Paul Cypress and Manose Singh
East meets West as Mediterranean Guitarist Paul Cypress and Bansuri Flutist Manose Singh join together in their new release "My Beautiful Gypsy." Through their music, Paul and Manose paint a musical canvas of their journeys down roads less traveled.
Paul Cypress lives much of his life in Dubrovnik, on the Adriatic Sea, a crossroads of cultural diversity that inspires his musical style. He first performed the Mediterranean Guitar style that he developed with legendary guitarist Antonio Pisac in Dubrovnik, Croatia in 1975. Later that year he recorded this new style on his first album entitled "The New Age Guitar." In 1976 the Canadian Broadcasting Company shot a documentary film about Paul Cypress and his music on location in Dubrovnik. With the release of his third album in 1979, Paulís music had been distributed in thirty countries on European and Canadian record labels and had been used for film soundtracks in Japan, Canada, and Europe. Consistent worldwide success followed until the onset of the Balkan war in 1991. Until the termination of this conflict, nearly ten years later, Paul did not pursue performance or recording venues. Possibly the most articulate critique of Paul Cypress was penned by Bob Smith in Leisure Magazine for the Vancouver Sun Newspaper, British Columbia, Canada: "Refreshing and innovative, adept with one hand as the other, the sounds he elicited from his fingers and fret board whirred like hummingbird wings."

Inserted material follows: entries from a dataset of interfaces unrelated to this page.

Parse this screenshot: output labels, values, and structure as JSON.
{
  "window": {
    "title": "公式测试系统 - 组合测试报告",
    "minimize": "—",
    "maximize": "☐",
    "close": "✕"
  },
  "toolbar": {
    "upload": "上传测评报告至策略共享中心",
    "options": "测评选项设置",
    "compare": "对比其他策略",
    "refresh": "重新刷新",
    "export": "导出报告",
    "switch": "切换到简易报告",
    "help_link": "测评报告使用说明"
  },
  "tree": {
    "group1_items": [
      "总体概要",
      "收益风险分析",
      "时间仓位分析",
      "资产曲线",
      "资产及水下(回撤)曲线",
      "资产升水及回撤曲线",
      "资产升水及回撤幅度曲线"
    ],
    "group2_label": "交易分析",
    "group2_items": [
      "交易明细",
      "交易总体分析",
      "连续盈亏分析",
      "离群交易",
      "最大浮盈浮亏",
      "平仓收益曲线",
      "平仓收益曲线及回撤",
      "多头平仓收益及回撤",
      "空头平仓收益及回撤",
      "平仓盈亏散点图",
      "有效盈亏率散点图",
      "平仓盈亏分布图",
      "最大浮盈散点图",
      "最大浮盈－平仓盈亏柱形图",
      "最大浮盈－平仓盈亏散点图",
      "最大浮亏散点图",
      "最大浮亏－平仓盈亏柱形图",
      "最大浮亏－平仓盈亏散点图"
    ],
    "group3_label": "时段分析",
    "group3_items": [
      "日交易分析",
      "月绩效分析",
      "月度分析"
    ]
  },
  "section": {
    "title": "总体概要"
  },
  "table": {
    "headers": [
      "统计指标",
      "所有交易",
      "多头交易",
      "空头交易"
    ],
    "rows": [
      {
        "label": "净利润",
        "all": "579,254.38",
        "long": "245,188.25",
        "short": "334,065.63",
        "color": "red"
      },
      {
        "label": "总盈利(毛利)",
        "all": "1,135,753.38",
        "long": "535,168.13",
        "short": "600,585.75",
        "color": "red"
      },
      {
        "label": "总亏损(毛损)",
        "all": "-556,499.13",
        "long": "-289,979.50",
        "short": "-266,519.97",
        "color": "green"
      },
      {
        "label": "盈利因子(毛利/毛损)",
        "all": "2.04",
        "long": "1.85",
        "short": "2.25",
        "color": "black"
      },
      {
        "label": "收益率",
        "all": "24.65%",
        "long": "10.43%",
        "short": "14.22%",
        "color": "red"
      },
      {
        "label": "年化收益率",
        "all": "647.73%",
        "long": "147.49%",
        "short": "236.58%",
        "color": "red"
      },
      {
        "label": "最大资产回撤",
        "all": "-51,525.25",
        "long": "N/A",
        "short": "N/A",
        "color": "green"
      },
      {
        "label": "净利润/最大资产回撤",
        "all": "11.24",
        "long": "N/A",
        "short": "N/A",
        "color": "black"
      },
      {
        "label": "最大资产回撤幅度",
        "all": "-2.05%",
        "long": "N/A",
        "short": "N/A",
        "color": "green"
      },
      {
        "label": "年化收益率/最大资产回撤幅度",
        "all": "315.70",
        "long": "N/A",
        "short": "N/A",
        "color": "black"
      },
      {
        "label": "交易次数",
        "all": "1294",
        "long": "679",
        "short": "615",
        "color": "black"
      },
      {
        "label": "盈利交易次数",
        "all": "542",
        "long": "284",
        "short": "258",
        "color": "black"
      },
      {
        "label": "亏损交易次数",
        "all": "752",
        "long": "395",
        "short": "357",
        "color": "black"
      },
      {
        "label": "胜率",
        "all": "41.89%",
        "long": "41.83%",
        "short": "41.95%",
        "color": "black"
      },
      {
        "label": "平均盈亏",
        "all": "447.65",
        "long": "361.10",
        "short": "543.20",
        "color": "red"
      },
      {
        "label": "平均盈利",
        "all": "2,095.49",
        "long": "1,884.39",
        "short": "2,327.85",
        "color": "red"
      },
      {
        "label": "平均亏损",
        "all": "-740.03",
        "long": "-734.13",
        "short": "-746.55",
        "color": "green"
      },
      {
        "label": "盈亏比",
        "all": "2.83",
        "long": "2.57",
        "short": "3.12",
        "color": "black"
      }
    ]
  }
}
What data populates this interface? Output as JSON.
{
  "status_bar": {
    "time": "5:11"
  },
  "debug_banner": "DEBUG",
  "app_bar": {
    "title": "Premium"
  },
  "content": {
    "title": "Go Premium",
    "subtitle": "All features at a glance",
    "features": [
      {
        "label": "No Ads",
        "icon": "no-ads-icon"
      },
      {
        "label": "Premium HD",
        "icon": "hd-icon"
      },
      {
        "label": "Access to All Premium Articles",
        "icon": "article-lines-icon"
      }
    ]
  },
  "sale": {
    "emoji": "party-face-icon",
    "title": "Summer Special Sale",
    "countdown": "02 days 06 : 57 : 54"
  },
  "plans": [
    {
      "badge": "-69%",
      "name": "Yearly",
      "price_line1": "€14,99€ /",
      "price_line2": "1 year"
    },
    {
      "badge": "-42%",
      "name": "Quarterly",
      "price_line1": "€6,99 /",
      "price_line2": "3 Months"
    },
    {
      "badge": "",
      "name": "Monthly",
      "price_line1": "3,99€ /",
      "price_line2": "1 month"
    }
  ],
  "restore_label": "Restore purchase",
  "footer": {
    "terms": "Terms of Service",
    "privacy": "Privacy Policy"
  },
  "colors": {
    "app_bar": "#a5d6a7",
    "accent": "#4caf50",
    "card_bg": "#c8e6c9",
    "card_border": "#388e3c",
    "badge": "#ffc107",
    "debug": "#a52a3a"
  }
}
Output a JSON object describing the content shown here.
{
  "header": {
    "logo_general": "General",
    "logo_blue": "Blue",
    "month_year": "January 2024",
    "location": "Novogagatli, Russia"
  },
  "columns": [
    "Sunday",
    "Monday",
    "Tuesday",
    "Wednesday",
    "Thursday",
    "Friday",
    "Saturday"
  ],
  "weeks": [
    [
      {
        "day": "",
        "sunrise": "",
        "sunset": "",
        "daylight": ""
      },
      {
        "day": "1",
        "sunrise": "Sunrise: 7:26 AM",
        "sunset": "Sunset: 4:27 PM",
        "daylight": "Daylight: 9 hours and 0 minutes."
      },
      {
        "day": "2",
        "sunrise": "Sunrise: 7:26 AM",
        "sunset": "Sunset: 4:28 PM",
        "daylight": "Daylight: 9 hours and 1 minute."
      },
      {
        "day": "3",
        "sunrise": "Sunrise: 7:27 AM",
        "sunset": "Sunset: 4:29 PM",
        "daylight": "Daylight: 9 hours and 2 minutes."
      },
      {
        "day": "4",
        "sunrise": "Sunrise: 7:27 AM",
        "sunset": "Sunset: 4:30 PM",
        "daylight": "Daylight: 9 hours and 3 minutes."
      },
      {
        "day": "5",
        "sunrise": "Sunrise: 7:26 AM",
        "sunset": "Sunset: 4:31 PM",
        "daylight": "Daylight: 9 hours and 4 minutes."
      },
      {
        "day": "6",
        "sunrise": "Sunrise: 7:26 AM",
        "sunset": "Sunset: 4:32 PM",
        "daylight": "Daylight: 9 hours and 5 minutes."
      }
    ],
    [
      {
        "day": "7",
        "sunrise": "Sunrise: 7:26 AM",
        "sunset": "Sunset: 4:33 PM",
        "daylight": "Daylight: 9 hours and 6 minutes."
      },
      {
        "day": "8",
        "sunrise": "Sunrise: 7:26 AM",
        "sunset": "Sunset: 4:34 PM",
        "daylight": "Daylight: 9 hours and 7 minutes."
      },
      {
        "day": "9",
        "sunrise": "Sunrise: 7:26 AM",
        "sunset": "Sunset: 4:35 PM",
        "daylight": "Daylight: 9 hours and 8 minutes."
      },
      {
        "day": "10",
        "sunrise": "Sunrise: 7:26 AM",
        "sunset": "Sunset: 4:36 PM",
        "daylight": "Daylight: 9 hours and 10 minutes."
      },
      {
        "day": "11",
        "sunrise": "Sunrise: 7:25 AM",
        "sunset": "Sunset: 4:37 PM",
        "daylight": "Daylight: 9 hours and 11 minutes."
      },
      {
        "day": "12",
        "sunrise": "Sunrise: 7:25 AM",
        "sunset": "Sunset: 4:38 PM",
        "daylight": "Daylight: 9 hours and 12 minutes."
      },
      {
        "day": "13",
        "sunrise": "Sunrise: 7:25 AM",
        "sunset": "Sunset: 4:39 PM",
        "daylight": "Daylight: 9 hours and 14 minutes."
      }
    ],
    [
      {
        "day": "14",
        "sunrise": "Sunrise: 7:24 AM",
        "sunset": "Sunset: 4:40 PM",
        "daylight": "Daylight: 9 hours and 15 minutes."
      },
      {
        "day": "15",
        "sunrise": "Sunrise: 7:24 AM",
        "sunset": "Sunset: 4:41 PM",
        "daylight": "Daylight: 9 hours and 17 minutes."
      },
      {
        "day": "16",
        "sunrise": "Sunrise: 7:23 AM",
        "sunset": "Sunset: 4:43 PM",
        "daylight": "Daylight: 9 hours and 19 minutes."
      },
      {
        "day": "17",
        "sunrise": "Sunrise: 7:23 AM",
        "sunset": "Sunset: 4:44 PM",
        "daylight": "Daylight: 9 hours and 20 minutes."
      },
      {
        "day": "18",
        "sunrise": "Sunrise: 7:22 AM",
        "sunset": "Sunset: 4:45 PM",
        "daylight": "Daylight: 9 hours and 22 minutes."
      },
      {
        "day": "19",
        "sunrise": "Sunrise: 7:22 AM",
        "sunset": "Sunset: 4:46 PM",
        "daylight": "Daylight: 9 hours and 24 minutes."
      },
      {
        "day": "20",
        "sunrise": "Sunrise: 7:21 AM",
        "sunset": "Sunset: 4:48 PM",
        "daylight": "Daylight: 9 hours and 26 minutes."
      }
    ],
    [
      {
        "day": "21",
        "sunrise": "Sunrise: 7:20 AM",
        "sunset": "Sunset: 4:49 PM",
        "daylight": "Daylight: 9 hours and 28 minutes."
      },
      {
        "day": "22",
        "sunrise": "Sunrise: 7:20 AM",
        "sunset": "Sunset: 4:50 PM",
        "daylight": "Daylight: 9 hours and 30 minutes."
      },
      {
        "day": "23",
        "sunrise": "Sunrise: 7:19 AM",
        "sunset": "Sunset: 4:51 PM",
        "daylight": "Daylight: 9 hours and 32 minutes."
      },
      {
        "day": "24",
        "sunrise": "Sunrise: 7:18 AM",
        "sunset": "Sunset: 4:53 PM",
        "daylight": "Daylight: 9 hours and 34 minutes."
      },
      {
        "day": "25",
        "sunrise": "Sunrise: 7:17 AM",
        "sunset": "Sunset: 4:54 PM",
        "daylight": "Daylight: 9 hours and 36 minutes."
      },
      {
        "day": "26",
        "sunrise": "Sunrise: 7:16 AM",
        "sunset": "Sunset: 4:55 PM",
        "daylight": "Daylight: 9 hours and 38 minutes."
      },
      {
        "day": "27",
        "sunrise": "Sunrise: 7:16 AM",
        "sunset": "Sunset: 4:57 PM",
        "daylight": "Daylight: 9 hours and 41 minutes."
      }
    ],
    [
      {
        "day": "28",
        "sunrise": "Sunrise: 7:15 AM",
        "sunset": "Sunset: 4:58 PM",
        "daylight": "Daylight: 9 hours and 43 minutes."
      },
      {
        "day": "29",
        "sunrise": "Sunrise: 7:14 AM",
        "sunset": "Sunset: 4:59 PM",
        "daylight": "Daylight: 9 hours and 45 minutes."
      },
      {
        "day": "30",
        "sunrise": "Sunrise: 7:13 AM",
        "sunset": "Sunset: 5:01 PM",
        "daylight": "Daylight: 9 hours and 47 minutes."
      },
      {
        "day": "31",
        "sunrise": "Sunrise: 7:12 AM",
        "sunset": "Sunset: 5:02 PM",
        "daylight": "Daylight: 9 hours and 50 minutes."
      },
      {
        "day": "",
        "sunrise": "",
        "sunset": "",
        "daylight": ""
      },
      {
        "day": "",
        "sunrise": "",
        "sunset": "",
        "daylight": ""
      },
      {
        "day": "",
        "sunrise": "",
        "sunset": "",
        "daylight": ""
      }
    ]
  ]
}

Manose Singh lives in his native Kathmandu, Nepal; his artistry evokes the powerful beauty of this ancient and magical place. Singh is one of the most noteworthy new faces in the world music scene. At the age of twenty-three, his talent as a solo performer in North Indian classical music, as well as his versatility in other genres, has carried him throughout Europe and America. Manose began his studies of the Bansuri flute (bamboo flute) at the age of eight. As his interest in music quickly deepened, he went from playing Nepali folk songs and other popular music to serious study of the Indian Raga form. He was soon recognized as a child prodigy, and at fifteen he was named as Nepalís "Instrumentalist of the Year". He has been teaching bamboo flute since he was seventeen at the University Of Kathmandu and appears regularly on Nepali TV and radio. Manose has performed at the annual Asian Festival in Basel, Switzerland and at numerous Nepalese embassies around the world. In his 1999 United States Tour he met and began performing in concert with Paul Cypress, which lead to their newly released CD.